-- About this exercise --
Your output should be the full listing, unchanged.

-- Data records --
####################

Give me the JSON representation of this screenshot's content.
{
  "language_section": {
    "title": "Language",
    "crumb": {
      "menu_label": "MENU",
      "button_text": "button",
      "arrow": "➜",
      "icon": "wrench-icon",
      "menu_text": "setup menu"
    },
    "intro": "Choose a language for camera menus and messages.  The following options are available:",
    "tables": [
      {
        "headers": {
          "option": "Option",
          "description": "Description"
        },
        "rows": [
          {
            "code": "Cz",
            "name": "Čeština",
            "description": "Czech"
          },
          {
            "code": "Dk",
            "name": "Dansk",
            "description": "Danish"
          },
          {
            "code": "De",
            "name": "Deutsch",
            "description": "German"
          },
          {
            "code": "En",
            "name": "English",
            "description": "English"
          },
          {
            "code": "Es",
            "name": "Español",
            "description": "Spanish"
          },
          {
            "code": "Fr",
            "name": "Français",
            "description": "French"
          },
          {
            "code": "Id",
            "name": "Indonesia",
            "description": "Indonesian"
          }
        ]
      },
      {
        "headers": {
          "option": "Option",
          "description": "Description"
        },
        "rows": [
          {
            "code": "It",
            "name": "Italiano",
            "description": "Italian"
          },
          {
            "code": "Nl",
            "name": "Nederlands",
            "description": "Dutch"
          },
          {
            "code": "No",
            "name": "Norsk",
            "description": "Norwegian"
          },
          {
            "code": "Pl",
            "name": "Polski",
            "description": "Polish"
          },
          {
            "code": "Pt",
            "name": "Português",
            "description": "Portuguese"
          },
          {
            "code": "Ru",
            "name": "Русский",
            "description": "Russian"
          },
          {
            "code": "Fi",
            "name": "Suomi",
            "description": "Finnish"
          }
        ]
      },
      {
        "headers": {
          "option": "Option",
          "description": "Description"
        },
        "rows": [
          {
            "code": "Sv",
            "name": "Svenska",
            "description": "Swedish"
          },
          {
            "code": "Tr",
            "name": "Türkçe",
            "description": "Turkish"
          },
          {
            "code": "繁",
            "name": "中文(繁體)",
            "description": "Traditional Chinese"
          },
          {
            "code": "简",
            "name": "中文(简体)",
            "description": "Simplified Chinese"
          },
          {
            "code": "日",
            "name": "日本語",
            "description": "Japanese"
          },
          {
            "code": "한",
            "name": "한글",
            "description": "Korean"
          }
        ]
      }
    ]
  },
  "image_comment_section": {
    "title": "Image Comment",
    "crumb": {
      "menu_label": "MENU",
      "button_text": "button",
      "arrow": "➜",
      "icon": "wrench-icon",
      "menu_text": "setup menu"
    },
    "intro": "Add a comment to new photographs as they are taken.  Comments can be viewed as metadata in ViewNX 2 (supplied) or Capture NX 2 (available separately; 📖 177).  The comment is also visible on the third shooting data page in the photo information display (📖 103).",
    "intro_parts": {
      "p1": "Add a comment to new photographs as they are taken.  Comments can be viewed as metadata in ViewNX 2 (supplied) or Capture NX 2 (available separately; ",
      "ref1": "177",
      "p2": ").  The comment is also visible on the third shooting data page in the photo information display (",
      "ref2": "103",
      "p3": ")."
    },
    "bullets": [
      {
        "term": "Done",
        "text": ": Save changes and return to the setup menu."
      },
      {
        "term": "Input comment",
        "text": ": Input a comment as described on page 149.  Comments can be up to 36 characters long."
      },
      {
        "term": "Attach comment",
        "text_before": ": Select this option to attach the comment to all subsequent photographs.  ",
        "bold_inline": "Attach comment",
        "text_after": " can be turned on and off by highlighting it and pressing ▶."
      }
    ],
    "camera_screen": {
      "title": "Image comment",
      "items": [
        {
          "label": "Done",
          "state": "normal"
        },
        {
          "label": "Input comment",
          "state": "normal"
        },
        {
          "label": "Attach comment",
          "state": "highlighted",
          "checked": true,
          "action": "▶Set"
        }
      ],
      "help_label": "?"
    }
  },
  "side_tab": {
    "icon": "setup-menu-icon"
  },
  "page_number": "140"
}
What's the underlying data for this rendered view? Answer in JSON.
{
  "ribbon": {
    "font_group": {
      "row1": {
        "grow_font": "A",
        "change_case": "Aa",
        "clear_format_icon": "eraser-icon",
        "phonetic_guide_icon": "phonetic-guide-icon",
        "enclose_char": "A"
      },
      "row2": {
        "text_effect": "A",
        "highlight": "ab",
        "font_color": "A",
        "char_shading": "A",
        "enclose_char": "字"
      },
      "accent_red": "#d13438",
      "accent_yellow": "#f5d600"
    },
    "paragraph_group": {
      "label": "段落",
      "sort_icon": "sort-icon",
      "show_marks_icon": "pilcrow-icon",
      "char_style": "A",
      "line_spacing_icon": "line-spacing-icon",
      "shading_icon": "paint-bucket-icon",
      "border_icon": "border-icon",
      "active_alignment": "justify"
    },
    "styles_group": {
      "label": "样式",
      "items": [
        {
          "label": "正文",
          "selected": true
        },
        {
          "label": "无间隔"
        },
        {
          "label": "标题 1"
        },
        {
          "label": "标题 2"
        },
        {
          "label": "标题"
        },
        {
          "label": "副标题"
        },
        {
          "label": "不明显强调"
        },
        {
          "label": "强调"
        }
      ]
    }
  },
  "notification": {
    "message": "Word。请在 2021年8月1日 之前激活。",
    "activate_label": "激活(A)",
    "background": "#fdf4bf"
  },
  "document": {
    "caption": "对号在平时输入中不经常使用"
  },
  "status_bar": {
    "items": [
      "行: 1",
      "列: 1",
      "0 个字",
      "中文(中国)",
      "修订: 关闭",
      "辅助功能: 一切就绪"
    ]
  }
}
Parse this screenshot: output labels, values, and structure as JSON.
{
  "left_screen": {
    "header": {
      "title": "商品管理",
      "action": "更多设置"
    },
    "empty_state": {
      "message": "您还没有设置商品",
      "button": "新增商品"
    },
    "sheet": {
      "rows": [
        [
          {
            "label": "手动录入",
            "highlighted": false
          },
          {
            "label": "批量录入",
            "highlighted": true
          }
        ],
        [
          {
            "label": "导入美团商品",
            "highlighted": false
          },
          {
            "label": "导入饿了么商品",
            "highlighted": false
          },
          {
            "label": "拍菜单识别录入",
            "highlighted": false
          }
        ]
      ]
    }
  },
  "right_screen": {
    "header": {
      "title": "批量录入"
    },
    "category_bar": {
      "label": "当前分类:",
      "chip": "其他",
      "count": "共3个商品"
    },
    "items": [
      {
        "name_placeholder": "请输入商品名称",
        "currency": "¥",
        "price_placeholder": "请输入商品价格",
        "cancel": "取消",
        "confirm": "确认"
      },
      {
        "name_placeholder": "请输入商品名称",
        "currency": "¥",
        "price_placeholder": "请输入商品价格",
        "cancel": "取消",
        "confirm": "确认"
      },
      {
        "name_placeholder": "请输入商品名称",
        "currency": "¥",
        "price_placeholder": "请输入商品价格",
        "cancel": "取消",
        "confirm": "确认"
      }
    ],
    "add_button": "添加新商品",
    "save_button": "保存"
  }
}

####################

-- Answer to this problem --
Give me the JSON representation of this screenshot's content.
{
  "language_section": {
    "title": "Language",
    "crumb": {
      "menu_label": "MENU",
      "button_text": "button",
      "arrow": "➜",
      "icon": "wrench-icon",
      "menu_text": "setup menu"
    },
    "intro": "Choose a language for camera menus and messages.  The following options are available:",
    "tables": [
      {
        "headers": {
          "option": "Option",
          "description": "Description"
        },
        "rows": [
          {
            "code": "Cz",
            "name": "Čeština",
            "description": "Czech"
          },
          {
            "code": "Dk",
            "name": "Dansk",
            "description": "Danish"
          },
          {
            "code": "De",
            "name": "Deutsch",
            "description": "German"
          },
          {
            "code": "En",
            "name": "English",
            "description": "English"
          },
          {
            "code": "Es",
            "name": "Español",
            "description": "Spanish"
          },
          {
            "code": "Fr",
            "name": "Français",
            "description": "French"
          },
          {
            "code": "Id",
            "name": "Indonesia",
            "description": "Indonesian"
          }
        ]
      },
      {
        "headers": {
          "option": "Option",
          "description": "Description"
        },
        "rows": [
          {
            "code": "It",
            "name": "Italiano",
            "description": "Italian"
          },
          {
            "code": "Nl",
            "name": "Nederlands",
            "description": "Dutch"
          },
          {
            "code": "No",
            "name": "Norsk",
            "description": "Norwegian"
          },
          {
            "code": "Pl",
            "name": "Polski",
            "description": "Polish"
          },
          {
            "code": "Pt",
            "name": "Português",
            "description": "Portuguese"
          },
          {
            "code": "Ru",
            "name": "Русский",
            "description": "Russian"
          },
          {
            "code": "Fi",
            "name": "Suomi",
            "description": "Finnish"
          }
        ]
      },
      {
        "headers": {
          "option": "Option",
          "description": "Description"
        },
        "rows": [
          {
            "code": "Sv",
            "name": "Svenska",
            "description": "Swedish"
          },
          {
            "code": "Tr",
            "name": "Türkçe",
            "description": "Turkish"
          },
          {
            "code": "繁",
            "name": "中文(繁體)",
            "description": "Traditional Chinese"
          },
          {
            "code": "简",
            "name": "中文(简体)",
            "description": "Simplified Chinese"
          },
          {
            "code": "日",
            "name": "日本語",
            "description": "Japanese"
          },
          {
            "code": "한",
            "name": "한글",
            "description": "Korean"
          }
        ]
      }
    ]
  },
  "image_comment_section": {
    "title": "Image Comment",
    "crumb": {
      "menu_label": "MENU",
      "button_text": "button",
      "arrow": "➜",
      "icon": "wrench-icon",
      "menu_text": "setup menu"
    },
    "intro": "Add a comment to new photographs as they are taken.  Comments can be viewed as metadata in ViewNX 2 (supplied) or Capture NX 2 (available separately; 📖 177).  The comment is also visible on the third shooting data page in the photo information display (📖 103).",
    "intro_parts": {
      "p1": "Add a comment to new photographs as they are taken.  Comments can be viewed as metadata in ViewNX 2 (supplied) or Capture NX 2 (available separately; ",
      "ref1": "177",
      "p2": ").  The comment is also visible on the third shooting data page in the photo information display (",
      "ref2": "103",
      "p3": ")."
    },
    "bullets": [
      {
        "term": "Done",
        "text": ": Save changes and return to the setup menu."
      },
      {
        "term": "Input comment",
        "text": ": Input a comment as described on page 149.  Comments can be up to 36 characters long."
      },
      {
        "term": "Attach comment",
        "text_before": ": Select this option to attach the comment to all subsequent photographs.  ",
        "bold_inline": "Attach comment",
        "text_after": " can be turned on and off by highlighting it and pressing ▶."
      }
    ],
    "camera_screen": {
      "title": "Image comment",
      "items": [
        {
          "label": "Done",
          "state": "normal"
        },
        {
          "label": "Input comment",
          "state": "normal"
        },
        {
          "label": "Attach comment",
          "state": "highlighted",
          "checked": true,
          "action": "▶Set"
        }
      ],
      "help_label": "?"
    }
  },
  "side_tab": {
    "icon": "setup-menu-icon"
  },
  "page_number": "140"
}
What's the underlying data for this rendered view? Answer in JSON.
{
  "ribbon": {
    "font_group": {
      "row1": {
        "grow_font": "A",
        "change_case": "Aa",
        "clear_format_icon": "eraser-icon",
        "phonetic_guide_icon": "phonetic-guide-icon",
        "enclose_char": "A"
      },
      "row2": {
        "text_effect": "A",
        "highlight": "ab",
        "font_color": "A",
        "char_shading": "A",
        "enclose_char": "字"
      },
      "accent_red": "#d13438",
      "accent_yellow": "#f5d600"
    },
    "paragraph_group": {
      "label": "段落",
      "sort_icon": "sort-icon",
      "show_marks_icon": "pilcrow-icon",
      "char_style": "A",
      "line_spacing_icon": "line-spacing-icon",
      "shading_icon": "paint-bucket-icon",
      "border_icon": "border-icon",
      "active_alignment": "justify"
    },
    "styles_group": {
      "label": "样式",
      "items": [
        {
          "label": "正文",
          "selected": true
        },
        {
          "label": "无间隔"
        },
        {
          "label": "标题 1"
        },
        {
          "label": "标题 2"
        },
        {
          "label": "标题"
        },
        {
          "label": "副标题"
        },
        {
          "label": "不明显强调"
        },
        {
          "label": "强调"
        }
      ]
    }
  },
  "notification": {
    "message": "Word。请在 2021年8月1日 之前激活。",
    "activate_label": "激活(A)",
    "background": "#fdf4bf"
  },
  "document": {
    "caption": "对号在平时输入中不经常使用"
  },
  "status_bar": {
    "items": [
      "行: 1",
      "列: 1",
      "0 个字",
      "中文(中国)",
      "修订: 关闭",
      "辅助功能: 一切就绪"
    ]
  }
}
Parse this screenshot: output labels, values, and structure as JSON.
{
  "left_screen": {
    "header": {
      "title": "商品管理",
      "action": "更多设置"
    },
    "empty_state": {
      "message": "您还没有设置商品",
      "button": "新增商品"
    },
    "sheet": {
      "rows": [
        [
          {
            "label": "手动录入",
            "highlighted": false
          },
          {
            "label": "批量录入",
            "highlighted": true
          }
        ],
        [
          {
            "label": "导入美团商品",
            "highlighted": false
          },
          {
            "label": "导入饿了么商品",
            "highlighted": false
          },
          {
            "label": "拍菜单识别录入",
            "highlighted": false
          }
        ]
      ]
    }
  },
  "right_screen": {
    "header": {
      "title": "批量录入"
    },
    "category_bar": {
      "label": "当前分类:",
      "chip": "其他",
      "count": "共3个商品"
    },
    "items": [
      {
        "name_placeholder": "请输入商品名称",
        "currency": "¥",
        "price_placeholder": "请输入商品价格",
        "cancel": "取消",
        "confirm": "确认"
      },
      {
        "name_placeholder": "请输入商品名称",
        "currency": "¥",
        "price_placeholder": "请输入商品价格",
        "cancel": "取消",
        "confirm": "确认"
      },
      {
        "name_placeholder": "请输入商品名称",
        "currency": "¥",
        "price_placeholder": "请输入商品价格",
        "cancel": "取消",
        "confirm": "确认"
      }
    ],
    "add_button": "添加新商品",
    "save_button": "保存"
  }
}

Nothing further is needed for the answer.